What to produce »
All lines of the entries with "letter" in them must be listed.

Records to process »
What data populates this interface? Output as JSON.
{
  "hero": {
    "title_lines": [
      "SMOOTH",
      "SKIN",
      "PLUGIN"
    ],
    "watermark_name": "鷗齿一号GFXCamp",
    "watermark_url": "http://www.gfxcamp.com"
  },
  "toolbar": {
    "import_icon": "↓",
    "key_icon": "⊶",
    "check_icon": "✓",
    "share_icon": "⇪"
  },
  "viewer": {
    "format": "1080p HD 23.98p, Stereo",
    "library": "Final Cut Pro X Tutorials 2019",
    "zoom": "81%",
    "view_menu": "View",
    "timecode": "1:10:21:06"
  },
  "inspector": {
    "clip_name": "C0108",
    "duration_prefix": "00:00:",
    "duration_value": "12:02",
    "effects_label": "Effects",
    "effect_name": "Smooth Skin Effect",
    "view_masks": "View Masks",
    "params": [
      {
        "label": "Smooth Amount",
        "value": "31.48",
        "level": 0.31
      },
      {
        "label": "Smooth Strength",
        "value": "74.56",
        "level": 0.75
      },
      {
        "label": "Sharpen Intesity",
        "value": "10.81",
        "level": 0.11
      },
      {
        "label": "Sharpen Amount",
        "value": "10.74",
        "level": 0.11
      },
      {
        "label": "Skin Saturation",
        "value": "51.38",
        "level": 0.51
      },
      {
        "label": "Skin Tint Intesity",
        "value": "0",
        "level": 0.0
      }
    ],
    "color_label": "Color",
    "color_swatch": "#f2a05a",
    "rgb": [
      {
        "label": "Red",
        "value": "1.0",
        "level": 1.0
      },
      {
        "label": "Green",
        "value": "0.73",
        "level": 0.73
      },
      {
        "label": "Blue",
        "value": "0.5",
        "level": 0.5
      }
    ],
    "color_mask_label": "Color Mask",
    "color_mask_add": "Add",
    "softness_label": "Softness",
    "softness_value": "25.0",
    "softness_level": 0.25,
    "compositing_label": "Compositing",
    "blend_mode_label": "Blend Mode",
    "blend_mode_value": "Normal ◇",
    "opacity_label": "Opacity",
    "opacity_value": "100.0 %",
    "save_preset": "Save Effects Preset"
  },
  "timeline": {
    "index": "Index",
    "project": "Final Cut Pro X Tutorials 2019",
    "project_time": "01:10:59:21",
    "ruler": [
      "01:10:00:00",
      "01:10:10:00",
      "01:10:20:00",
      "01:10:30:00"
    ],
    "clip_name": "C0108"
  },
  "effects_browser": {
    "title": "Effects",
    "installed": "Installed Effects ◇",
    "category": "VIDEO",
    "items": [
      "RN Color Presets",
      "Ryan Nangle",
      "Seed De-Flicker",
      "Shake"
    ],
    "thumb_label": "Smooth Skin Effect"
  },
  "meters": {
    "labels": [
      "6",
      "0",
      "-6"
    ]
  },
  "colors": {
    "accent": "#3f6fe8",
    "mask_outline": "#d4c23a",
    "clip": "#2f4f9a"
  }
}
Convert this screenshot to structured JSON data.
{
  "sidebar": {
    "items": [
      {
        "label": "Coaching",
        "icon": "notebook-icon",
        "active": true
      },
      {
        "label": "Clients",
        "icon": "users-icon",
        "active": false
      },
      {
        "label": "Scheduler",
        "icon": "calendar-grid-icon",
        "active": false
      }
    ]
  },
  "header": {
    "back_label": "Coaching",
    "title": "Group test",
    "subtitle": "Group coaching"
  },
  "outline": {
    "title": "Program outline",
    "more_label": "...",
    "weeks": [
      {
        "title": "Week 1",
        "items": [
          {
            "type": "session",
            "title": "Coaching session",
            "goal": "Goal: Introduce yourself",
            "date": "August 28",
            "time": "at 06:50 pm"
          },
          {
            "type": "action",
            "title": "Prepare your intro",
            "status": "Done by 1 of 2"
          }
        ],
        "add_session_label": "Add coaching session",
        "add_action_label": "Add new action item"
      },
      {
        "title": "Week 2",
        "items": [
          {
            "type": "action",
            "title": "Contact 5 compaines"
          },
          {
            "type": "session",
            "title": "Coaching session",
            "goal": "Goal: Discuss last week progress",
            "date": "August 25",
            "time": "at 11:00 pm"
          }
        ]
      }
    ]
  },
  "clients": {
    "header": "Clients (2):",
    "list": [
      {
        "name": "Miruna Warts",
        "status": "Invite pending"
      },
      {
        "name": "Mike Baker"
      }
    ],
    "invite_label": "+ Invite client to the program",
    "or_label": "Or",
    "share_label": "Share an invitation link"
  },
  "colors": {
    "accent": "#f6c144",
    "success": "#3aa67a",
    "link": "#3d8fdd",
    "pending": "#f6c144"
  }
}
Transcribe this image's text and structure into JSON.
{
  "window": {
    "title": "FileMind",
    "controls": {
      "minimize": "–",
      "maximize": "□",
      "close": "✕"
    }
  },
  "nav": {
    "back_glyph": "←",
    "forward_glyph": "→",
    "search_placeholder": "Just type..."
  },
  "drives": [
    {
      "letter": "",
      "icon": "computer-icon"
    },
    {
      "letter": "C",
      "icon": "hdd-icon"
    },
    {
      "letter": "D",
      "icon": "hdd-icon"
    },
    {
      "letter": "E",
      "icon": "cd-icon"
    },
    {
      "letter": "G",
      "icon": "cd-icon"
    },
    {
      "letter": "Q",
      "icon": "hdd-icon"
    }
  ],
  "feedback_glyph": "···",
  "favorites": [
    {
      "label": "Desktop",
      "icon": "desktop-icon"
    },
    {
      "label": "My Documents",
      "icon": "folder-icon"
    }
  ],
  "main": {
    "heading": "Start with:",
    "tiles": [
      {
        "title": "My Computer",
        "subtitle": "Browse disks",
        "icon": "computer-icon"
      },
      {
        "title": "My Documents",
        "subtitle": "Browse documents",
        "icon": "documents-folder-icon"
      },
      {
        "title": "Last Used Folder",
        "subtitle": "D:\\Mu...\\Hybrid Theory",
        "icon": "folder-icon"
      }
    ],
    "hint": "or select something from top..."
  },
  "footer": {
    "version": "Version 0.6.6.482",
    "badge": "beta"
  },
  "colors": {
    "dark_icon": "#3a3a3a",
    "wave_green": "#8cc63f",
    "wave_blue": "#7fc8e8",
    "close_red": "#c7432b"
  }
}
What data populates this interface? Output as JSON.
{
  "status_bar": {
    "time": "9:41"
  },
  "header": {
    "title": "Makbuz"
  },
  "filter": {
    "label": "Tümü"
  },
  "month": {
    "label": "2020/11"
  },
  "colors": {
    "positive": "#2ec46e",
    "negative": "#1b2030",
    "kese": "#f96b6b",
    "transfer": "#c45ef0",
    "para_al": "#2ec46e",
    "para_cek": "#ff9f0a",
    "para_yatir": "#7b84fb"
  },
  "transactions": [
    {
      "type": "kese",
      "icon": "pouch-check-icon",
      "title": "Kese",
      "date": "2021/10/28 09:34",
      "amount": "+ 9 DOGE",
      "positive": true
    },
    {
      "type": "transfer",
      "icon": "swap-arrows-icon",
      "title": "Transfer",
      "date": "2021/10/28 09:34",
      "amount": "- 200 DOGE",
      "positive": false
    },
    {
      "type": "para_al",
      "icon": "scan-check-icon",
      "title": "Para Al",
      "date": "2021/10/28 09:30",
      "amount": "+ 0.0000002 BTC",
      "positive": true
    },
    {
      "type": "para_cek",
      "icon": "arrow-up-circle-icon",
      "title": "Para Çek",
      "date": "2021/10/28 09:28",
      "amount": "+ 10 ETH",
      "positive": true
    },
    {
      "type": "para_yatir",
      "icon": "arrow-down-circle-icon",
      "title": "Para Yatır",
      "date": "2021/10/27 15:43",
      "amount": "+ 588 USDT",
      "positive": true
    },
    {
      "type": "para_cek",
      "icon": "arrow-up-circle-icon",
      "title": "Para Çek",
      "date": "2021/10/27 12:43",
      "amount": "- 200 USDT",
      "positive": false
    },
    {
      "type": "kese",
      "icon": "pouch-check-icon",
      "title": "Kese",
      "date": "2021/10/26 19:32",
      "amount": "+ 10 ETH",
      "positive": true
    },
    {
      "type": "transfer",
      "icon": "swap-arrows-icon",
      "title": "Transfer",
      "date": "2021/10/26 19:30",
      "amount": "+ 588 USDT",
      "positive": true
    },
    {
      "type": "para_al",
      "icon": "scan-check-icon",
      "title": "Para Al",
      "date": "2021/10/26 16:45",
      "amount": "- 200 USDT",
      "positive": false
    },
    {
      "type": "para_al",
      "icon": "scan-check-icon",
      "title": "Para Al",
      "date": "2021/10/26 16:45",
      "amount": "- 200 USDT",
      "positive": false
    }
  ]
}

Exercise solution »
      "letter": "",
      "letter": "C",
      "letter": "D",
      "letter": "E",
      "letter": "G",
      "letter": "Q",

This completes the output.